Can Sad Employees Help Solve Workplace Issues?
This Sunday’s New York Times’ Business section featured an article by Neil Irwin titled, “The Mystery of the Miserable Employees: How to Win in the Winner-Take-All Economy.” The article is part of the author’s research for his new similarly titled book (released today) about designing a thriving career in today’s ever-larger organizations. Irwin’s book research took him to the Microsoft Headquarters in Redmond, Washington, where he spent time with Brett Ostrum, a vice president of development on both Surface and Xbox devices.
The article highlights Mr. Ostrum’s quest to understand a distressing trend from an employee survey: the 700 Microsoft employees within the development groups of Surface and Xbox reported being much less satisfied with their work-life balance than their counterparts elsewhere in the company. This made Ostrum unhappy, and thus began his search for an answer.
The article calls out the need for organizations to truly understand what’s going on within—for greater efficiencies, greater happiness and all around less friction. As the writer states:
"The nature of modern organizations is that they are so complex, with so many people doing so many unmonitored things, it’s harder than it seems to know what is really going on. As the economy is dominated by more of these large firms, that is going to be the case for more workers. Not many of us are laboring in a small factory, where the boss can look out her office window to the shop floor and observe inefficiencies."
This is the heart of our Greenberg Inside™ product, helping companies understand what’s really going on. Complex patterns exist beneath the surface of every category — essential habits, heuristics, and traits that drive preferences, behaviors, and decision-making. In the workplace, it’s essential to identify these patterns and, more importantly, the connections between them, to create an evaluative and predictive framework. Together, these help reveal the bigger picture and better shape strategy and communication for retention, employee engagement, and diversity and inclusion issues.

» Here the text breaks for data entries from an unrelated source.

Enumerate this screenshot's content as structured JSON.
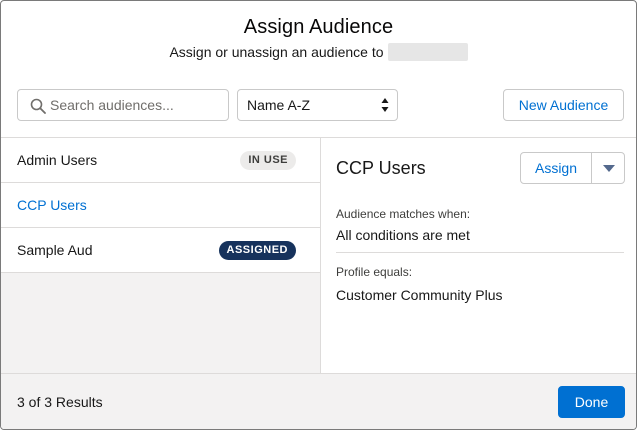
{
  "header": {
    "title": "Assign Audience",
    "subtitle": "Assign or unassign an audience to"
  },
  "toolbar": {
    "search_placeholder": "Search audiences...",
    "sort_value": "Name A-Z",
    "new_audience_label": "New Audience"
  },
  "list": {
    "items": [
      {
        "name": "Admin Users",
        "badge": "IN USE"
      },
      {
        "name": "CCP Users",
        "badge": ""
      },
      {
        "name": "Sample Aud",
        "badge": "ASSIGNED"
      }
    ]
  },
  "detail": {
    "title": "CCP Users",
    "assign_label": "Assign",
    "fields": [
      {
        "label": "Audience matches when:",
        "value": "All conditions are met"
      },
      {
        "label": "Profile equals:",
        "value": "Customer Community Plus"
      }
    ]
  },
  "footer": {
    "results": "3 of 3 Results",
    "done_label": "Done"
  },
  "colors": {
    "brand": "#0070d2",
    "assigned_badge": "#16325c",
    "inuse_badge": "#ecebea"
  }
}
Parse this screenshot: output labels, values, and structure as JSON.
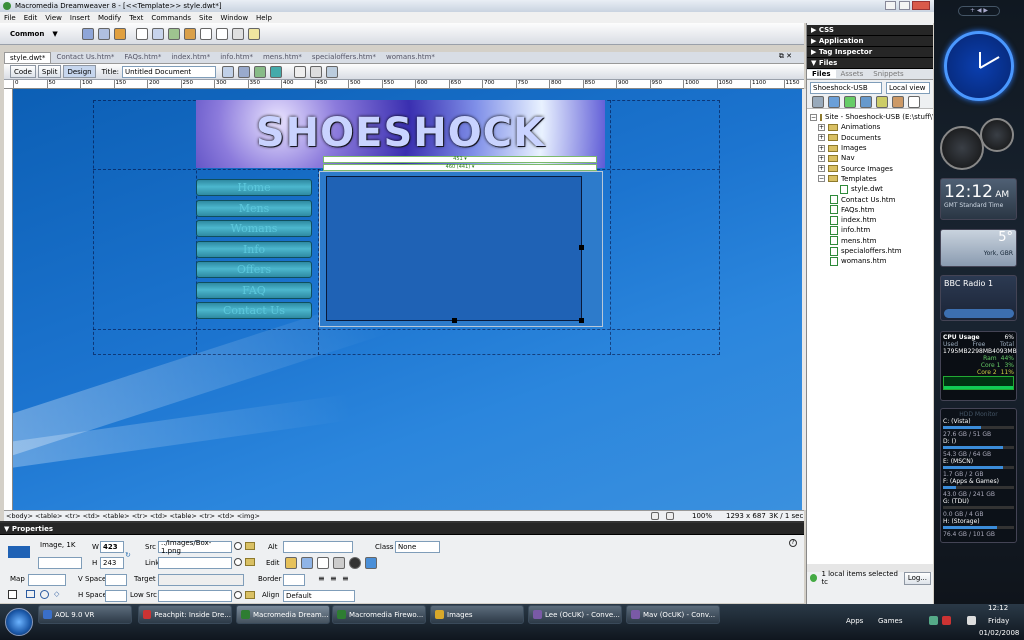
{
  "window": {
    "title": "Macromedia Dreamweaver 8 - [<<Template>> style.dwt*]"
  },
  "menu": [
    "File",
    "Edit",
    "View",
    "Insert",
    "Modify",
    "Text",
    "Commands",
    "Site",
    "Window",
    "Help"
  ],
  "insert_bar": {
    "category": "Common"
  },
  "doc_tabs": [
    "style.dwt*",
    "Contact Us.htm*",
    "FAQs.htm*",
    "index.htm*",
    "info.htm*",
    "mens.htm*",
    "specialoffers.htm*",
    "womans.htm*"
  ],
  "doc_toolbar": {
    "code": "Code",
    "split": "Split",
    "design": "Design",
    "title_label": "Title:",
    "title_value": "Untitled Document"
  },
  "ruler": [
    "0",
    "50",
    "100",
    "150",
    "200",
    "250",
    "300",
    "350",
    "400",
    "450",
    "500",
    "550",
    "600",
    "650",
    "700",
    "750",
    "800",
    "850",
    "900",
    "950",
    "1000",
    "1050",
    "1100",
    "1150"
  ],
  "page": {
    "logo": "SHOESHOCK",
    "width_tag1": "451 ▾",
    "width_tag2": "460 (441) ▾",
    "nav": [
      "Home",
      "Mens",
      "Womans",
      "Info",
      "Offers",
      "FAQ",
      "Contact Us"
    ]
  },
  "status": {
    "tags": "<body> <table> <tr> <td> <table> <tr> <td> <table> <tr> <td> <img>",
    "zoom": "100%",
    "size": "1293 x 687",
    "kb": "3K / 1 sec"
  },
  "properties": {
    "title": "Properties",
    "type": "Image, 1K",
    "w_label": "W",
    "w": "423",
    "h_label": "H",
    "h": "243",
    "src_label": "Src",
    "src": "../Images/Box-1.png",
    "link_label": "Link",
    "link": "",
    "alt_label": "Alt",
    "alt": "",
    "edit_label": "Edit",
    "class_label": "Class",
    "class": "None",
    "map_label": "Map",
    "vspace_label": "V Space",
    "target_label": "Target",
    "border_label": "Border",
    "hspace_label": "H Space",
    "lowsrc_label": "Low Src",
    "align_label": "Align",
    "align": "Default"
  },
  "panels": {
    "css": "CSS",
    "application": "Application",
    "tag_inspector": "Tag Inspector",
    "files": "Files"
  },
  "files_panel": {
    "tabs": [
      "Files",
      "Assets",
      "Snippets"
    ],
    "site": "Shoeshock-USB",
    "view": "Local view",
    "root": "Site - Shoeshock-USB (E:\\stuff\\W",
    "folders": [
      "Animations",
      "Documents",
      "Images",
      "Nav",
      "Source Images",
      "Templates"
    ],
    "template_file": "style.dwt",
    "files": [
      "Contact Us.htm",
      "FAQs.htm",
      "index.htm",
      "info.htm",
      "mens.htm",
      "specialoffers.htm",
      "womans.htm"
    ],
    "footer": "1 local items selected tc",
    "log": "Log..."
  },
  "sidebar": {
    "time": "12:12",
    "ampm": "AM",
    "tz": "GMT Standard Time",
    "temp": "5°",
    "city": "York, GBR",
    "radio": "BBC Radio 1",
    "cpu": {
      "title": "CPU Usage",
      "pct": "6%",
      "used_label": "Used",
      "free_label": "Free",
      "total_label": "Total",
      "used": "1795MB",
      "free": "2298MB",
      "total": "4093MB",
      "ram_label": "Ram",
      "ram": "44%",
      "core1_label": "Core 1",
      "core1": "3%",
      "core2_label": "Core 2",
      "core2": "11%"
    },
    "hdd_title": "HDD Monitor",
    "drives": [
      {
        "name": "C: (Vista)",
        "size": "27.6 GB / 51 GB",
        "fill": 0.54
      },
      {
        "name": "D: ()",
        "size": "54.3 GB / 64 GB",
        "fill": 0.85
      },
      {
        "name": "E: (MSCN)",
        "size": "1.7 GB / 2 GB",
        "fill": 0.85
      },
      {
        "name": "F: (Apps & Games)",
        "size": "43.0 GB / 241 GB",
        "fill": 0.18
      },
      {
        "name": "G: (TDU)",
        "size": "0.0 GB / 4 GB",
        "fill": 0.0
      },
      {
        "name": "H: (Storage)",
        "size": "76.4 GB / 101 GB",
        "fill": 0.76
      }
    ]
  },
  "taskbar": {
    "items": [
      "AOL 9.0 VR",
      "Peachpit: Inside Dre...",
      "Macromedia Dream...",
      "Macromedia Firewo...",
      "Images",
      "Lee (OcUK) - Conve...",
      "Mav (OcUK) - Conv..."
    ],
    "apps": "Apps",
    "games": "Games",
    "clock": "12:12",
    "day": "Friday",
    "date": "01/02/2008"
  },
  "colors": {
    "canvas": "#1a6fc6",
    "accent": "#3b8cd9",
    "nav": "#3aa6bf",
    "taskbar": "#1c2733"
  }
}
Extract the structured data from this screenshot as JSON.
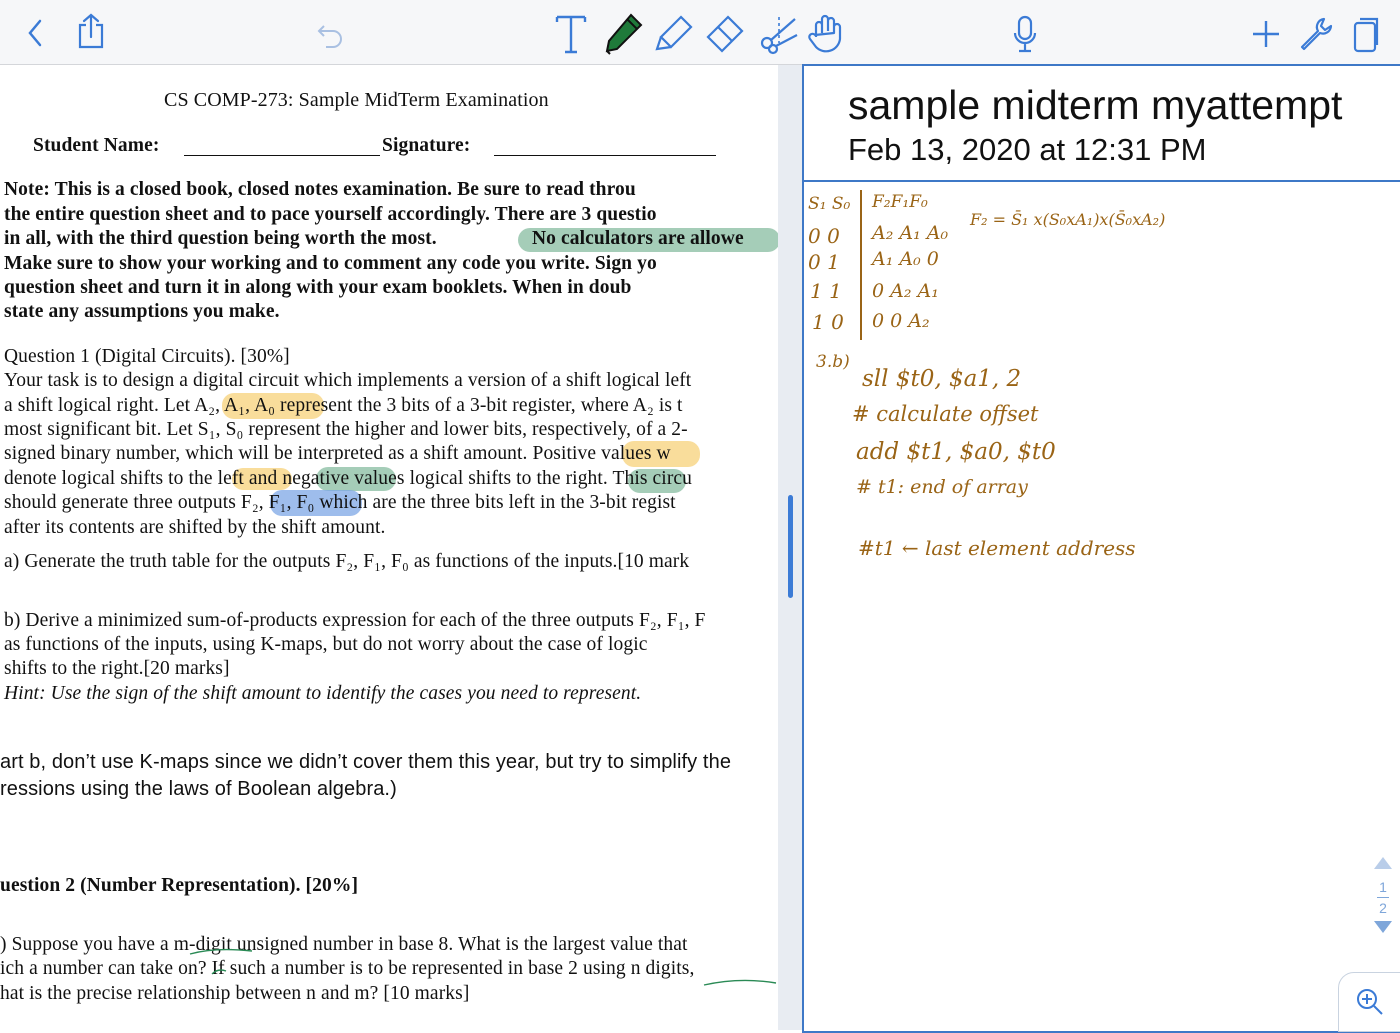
{
  "toolbar": {
    "left_icons": [
      "chevron-left-icon",
      "share-icon",
      "undo-icon"
    ],
    "tools": [
      "text-tool-icon",
      "pen-icon",
      "highlighter-icon",
      "eraser-icon",
      "scissors-icon",
      "hand-icon"
    ],
    "center_icon": "microphone-icon",
    "right_icons": [
      "plus-icon",
      "wrench-icon",
      "page-icon"
    ],
    "accent": "#3b7bd6",
    "pen_color": "#1f7a3a"
  },
  "pdf": {
    "title": "CS COMP-273: Sample MidTerm Examination",
    "student_label": "Student Name:",
    "signature_label": "Signature:",
    "note_lines": [
      "Note: This is a closed book, closed notes examination. Be sure to read throu",
      "the entire question sheet and to pace yourself accordingly. There are 3 questio",
      "in all, with the third question being worth the most.",
      "Make sure to show your working and to comment any code you write. Sign yo",
      "question sheet and turn it in along with your exam booklets. When in doub",
      "state any assumptions you make."
    ],
    "note_highlight": "No calculators are allowe",
    "q1_heading": "Question 1 (Digital Circuits). [30%]",
    "q1_lines": [
      "Your task is to design a digital circuit which implements a version of a shift logical left",
      "a shift logical right. Let A₂, A₁, A₀ represent the 3 bits of a 3-bit register, where A₂ is t",
      "most significant bit. Let S₁, S₀ represent the higher and lower bits, respectively, of a 2-",
      "signed binary number, which will be interpreted as a shift amount. Positive values w",
      "denote logical shifts to the left and negative values logical shifts to the right. This circu",
      "should generate three outputs F₂, F₁, F₀ which are the three bits left in the 3-bit regist",
      "after its contents are shifted by the shift amount."
    ],
    "q1a": "a) Generate the truth table for the outputs F₂, F₁, F₀ as functions of the inputs.[10 mark",
    "q1b_lines": [
      "b) Derive a minimized sum-of-products expression for each of the three outputs F₂, F₁, F",
      "as functions of the inputs, using K-maps, but do not worry about the case of logic",
      "shifts to the right.[20 marks]"
    ],
    "hint": "Hint: Use the sign of the shift amount to identify the cases you need to represent.",
    "instructor_note": [
      "art b, don’t use K-maps since we didn’t cover them this year, but try to simplify the",
      "ressions using the laws of Boolean algebra.)"
    ],
    "q2_heading": "uestion 2 (Number Representation). [20%]",
    "q2_lines": [
      ") Suppose you have a m-digit unsigned number in base 8. What is the largest value that",
      "ich a number can take on? If such a number is to be represented in base 2 using n digits,",
      "hat is the precise relationship between n and m? [10 marks]"
    ]
  },
  "notes": {
    "title": "sample midterm myattempt",
    "date": "Feb 13, 2020 at 12:31 PM",
    "handwriting": {
      "table_header": [
        "S₁ S₀",
        "F₂F₁F₀"
      ],
      "table_rows": [
        [
          "0 0",
          "A₂ A₁ A₀"
        ],
        [
          "0 1",
          "A₁ A₀ 0"
        ],
        [
          "1 1",
          "0 A₂ A₁"
        ],
        [
          "1 0",
          "0 0 A₂"
        ]
      ],
      "formula": "F₂ = S̄₁ x(S₀xA₁)x(S̄₀xA₂)",
      "label_3b": "3.b)",
      "code_lines": [
        "sll $t0, $a1, 2",
        "# calculate offset",
        "add $t1, $a0, $t0",
        "# t1: end of array",
        "#t1 ← last element address"
      ],
      "ink_color": "#9a6416"
    },
    "page_indicator": {
      "current": "1",
      "total": "2"
    },
    "zoom_icon": "zoom-in-icon"
  }
}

After some deft data analytics (pointing the insights beam inside the company versus at consumers) Microsoft had its answer: people like to think deeply to solve problems. As Irwin adds, “What really distinguished those teams with low satisfaction scores from the rest was their meetings tended to include a lot of people — 10 or 20 bodies arrayed around a conference table coordinating plans, as opposed to two or three people brainstorming ideas." They couldn’t get good (deep) thinking done while at work, so they had to do it at home in the evenings or on weekends. Once they had a sense of the shape of the issue, they could better question employees about the source of their frustration.
Employees are more emboldened than ever to find experiences that better match their values. By virtue of wanting to remove friction, increase growth opportunities and make the work environment more appealing, Microsoft has helped shed light on the importance of embracing and engaging the employee in the solution.